At the recent Gatwick Diamond Economic Growth Forum, delegates discussed how we can make our region more attractive to investors, and therefore create new, high-quality, well-paid jobs.
Emma Goodford of Knight Frank led off by introducing The War for Talent – underlining that, in order to be attractive places for businesses to locate, our towns and cities will need to be great places to live, work and play, and to travel around. Employers need to be able to win the talent war against their competitors, by attracting the best people.
The Forum had a particular focus on the digital sector. Sam Garrity of Rocketmill discussed the talent war, saying he was about to move his 40-employee business to Brighton because he couldn’t attract and retain the right staff from his current base in Crawley. “The people I’m recruiting want to change the world, so they need to be able to rub shoulders with other like-minded souls, and work with universities who are trying to deliver for digital businesses,” he said.
Simon Pringle of Red River Software, based in Horsham, said he was trying to help a hub of digital expertise emerge in Horsham by changing his recruitment policies. “My current tech superstars have not necessarily been to university. I’m working with colleges, and on a digital apprenticeship with the University of Chichester, to produce a talent pipeline.”
Prof Diane Mynors, from the University of Sussex, described their Creative Technology group, which met with approval from the audience. “It’s where Tech meets a human interface, and where the skills developed are much more oriented to people – such as collaboration, or group working – than they are to technology.”
Changing the stereotype of techies not being able to be creative, and creative people not doing tech, is one of the key challenges, and one where business and education must work together.
Surinder Arora, founder and chairman of Arora Group, a key investor in the region, that, as well as working on our talent pool, argued that we need to make sure our infrastructure keeps pace with our economy.

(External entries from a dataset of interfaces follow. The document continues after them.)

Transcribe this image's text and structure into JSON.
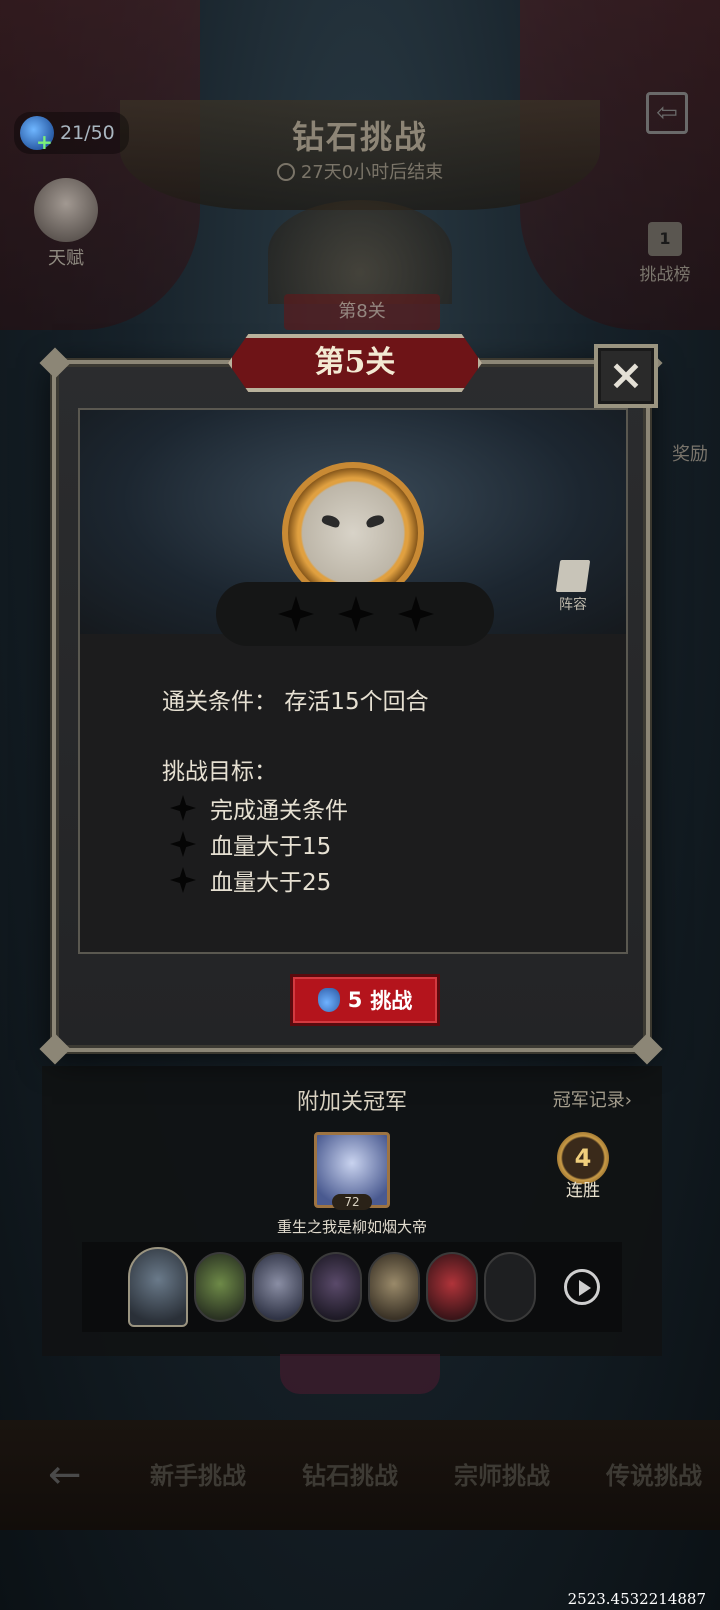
{
  "hud": {
    "energy": "21/50",
    "talent_label": "天赋",
    "rank_label": "挑战榜",
    "rank_badge": "1",
    "reward_label": "奖励"
  },
  "event": {
    "title": "钻石挑战",
    "timer": "27天0小时后结束",
    "locked_stage": "第8关"
  },
  "modal": {
    "stage_title": "第5关",
    "close_label": "×",
    "lineup_label": "阵容",
    "clear_condition": "通关条件：  存活15个回合",
    "goals_title": "挑战目标：",
    "goals": [
      "完成通关条件",
      "血量大于15",
      "血量大于25"
    ],
    "challenge_cost": "5",
    "challenge_label": "挑战",
    "stars_earned": 0,
    "stars_total": 3
  },
  "bonus": {
    "title": "附加关冠军",
    "record_link": "冠军记录›",
    "champion_level": "72",
    "champion_name": "重生之我是柳如烟大帝",
    "streak_count": "4",
    "streak_label": "连胜"
  },
  "nav": {
    "back": "←",
    "tabs": [
      "新手挑战",
      "钻石挑战",
      "宗师挑战",
      "传说挑战"
    ]
  },
  "footer": {
    "build": "2523.4532214887"
  }
}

There has been investment in both physical infrastructure – road and rail – but more is needed, which is also the case in digital infrastructure, where a faster 4G roll out is key, according to Abhi Chacko, Head of IT at Gatwick Airport.
Surinder also said, in a message directed at the Government: “We need a decision about runway capacity, one way or the other, to give us some investment certainty.”
Stewart Wingate, CEO of Gatwick Airport, would like that decision to go his way, of course, but continues to invest in the existing airport, and to create opportunity for the surrounding economy.
“Since I last addressed this Forum, we have added many new destinations, including New York and Los Angeles,” he said. This increase, driven by low-cost carriers like Norwegian, provides significant opportunities for employment growth in the Gatwick Diamond.
Andy Rumfitt, of AECOM, had kicked the day off by describing the opportunities for growth that spring from being the centre of one of the South East’s key transport corridors – London to Brighton. He showed what might come from a more strategic and coherent approach to managing the corridor’s connections.
The Gatwick Diamond Economic Growth Forum will reconvene in 2017 on June 8, and also on Oct 28, 2016, for the first in a series of town focussed debates, this one being Crawley. See www.gdegf.com for details.